#### [What to produce]
Could all of the entries be written out exactly, with any pictures omitted?

#### [Given information]

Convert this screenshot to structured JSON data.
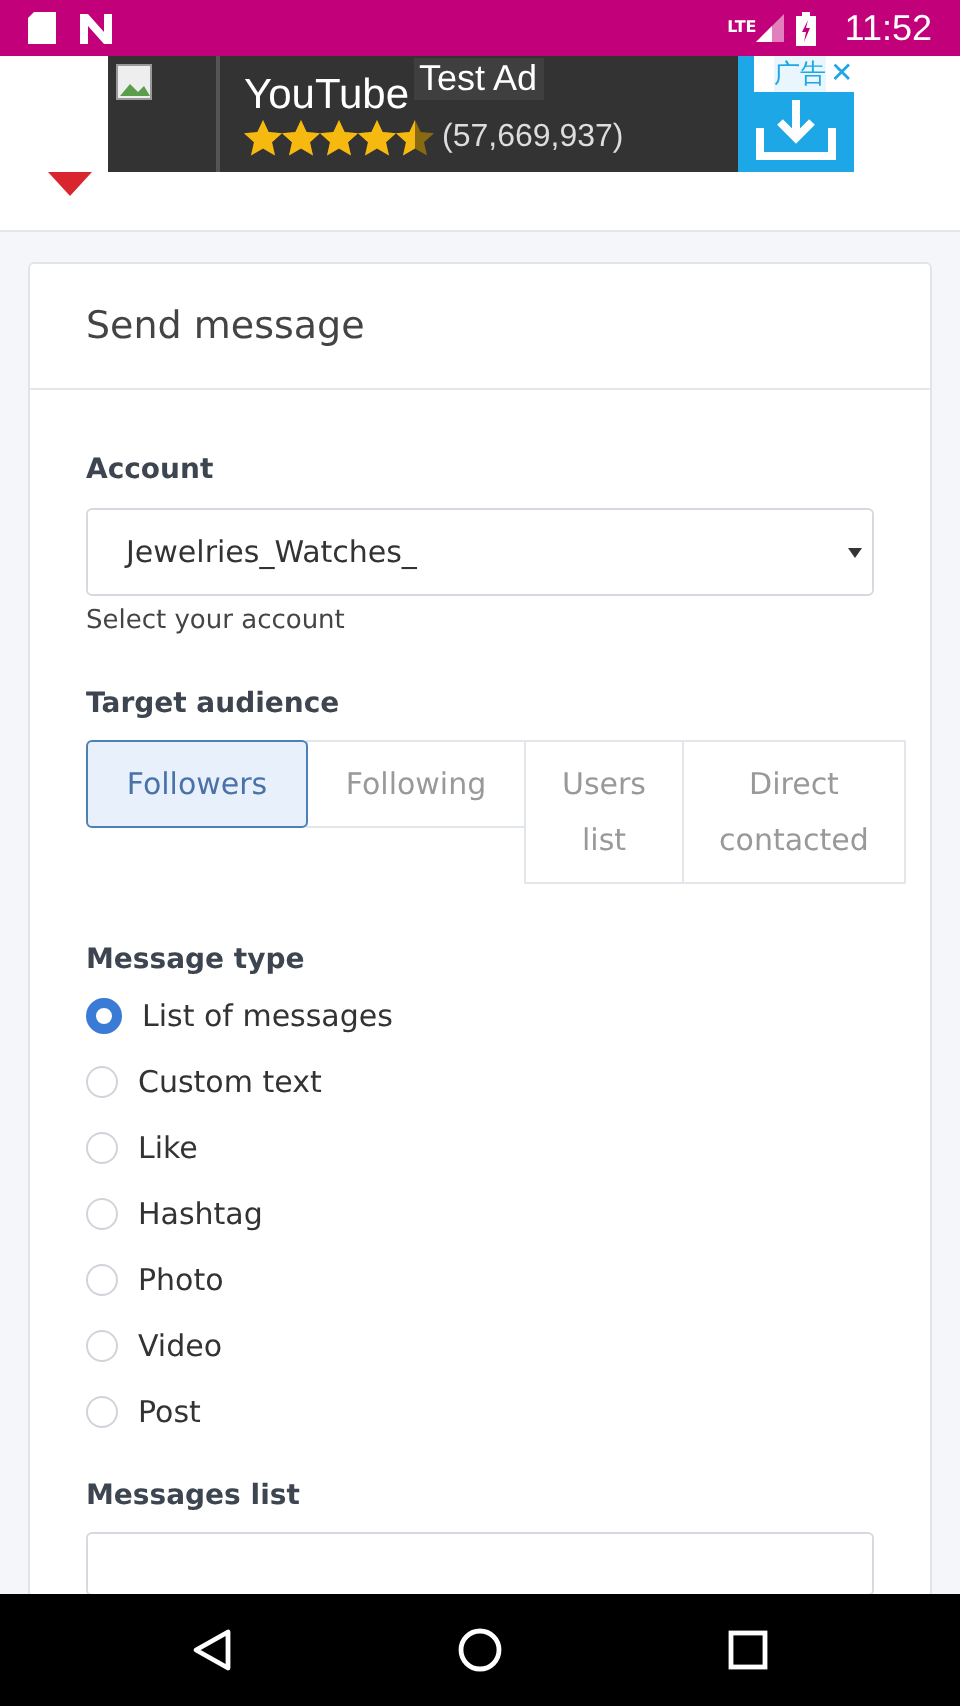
{
  "status_bar": {
    "time": "11:52",
    "network": "LTE"
  },
  "ad": {
    "title": "YouTube",
    "badge": "Test Ad",
    "stars": 4.5,
    "count": "(57,669,937)",
    "label": "广告",
    "close": "✕"
  },
  "card": {
    "title": "Send message",
    "account": {
      "label": "Account",
      "value": "Jewelries_Watches_",
      "help": "Select your account"
    },
    "audience": {
      "label": "Target audience",
      "options": [
        {
          "label": "Followers",
          "selected": true
        },
        {
          "label": "Following",
          "selected": false
        },
        {
          "label": "Users list",
          "selected": false
        },
        {
          "label": "Direct contacted",
          "selected": false
        }
      ]
    },
    "message_type": {
      "label": "Message type",
      "options": [
        {
          "label": "List of messages",
          "selected": true
        },
        {
          "label": "Custom text",
          "selected": false
        },
        {
          "label": "Like",
          "selected": false
        },
        {
          "label": "Hashtag",
          "selected": false
        },
        {
          "label": "Photo",
          "selected": false
        },
        {
          "label": "Video",
          "selected": false
        },
        {
          "label": "Post",
          "selected": false
        }
      ]
    },
    "messages_list": {
      "label": "Messages list"
    }
  }
}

#### [Written reply]
Convert this screenshot to structured JSON data.
{
  "status_bar": {
    "time": "11:52",
    "network": "LTE"
  },
  "ad": {
    "title": "YouTube",
    "badge": "Test Ad",
    "stars": 4.5,
    "count": "(57,669,937)",
    "label": "广告",
    "close": "✕"
  },
  "card": {
    "title": "Send message",
    "account": {
      "label": "Account",
      "value": "Jewelries_Watches_",
      "help": "Select your account"
    },
    "audience": {
      "label": "Target audience",
      "options": [
        {
          "label": "Followers",
          "selected": true
        },
        {
          "label": "Following",
          "selected": false
        },
        {
          "label": "Users list",
          "selected": false
        },
        {
          "label": "Direct contacted",
          "selected": false
        }
      ]
    },
    "message_type": {
      "label": "Message type",
      "options": [
        {
          "label": "List of messages",
          "selected": true
        },
        {
          "label": "Custom text",
          "selected": false
        },
        {
          "label": "Like",
          "selected": false
        },
        {
          "label": "Hashtag",
          "selected": false
        },
        {
          "label": "Photo",
          "selected": false
        },
        {
          "label": "Video",
          "selected": false
        },
        {
          "label": "Post",
          "selected": false
        }
      ]
    },
    "messages_list": {
      "label": "Messages list"
    }
  }
}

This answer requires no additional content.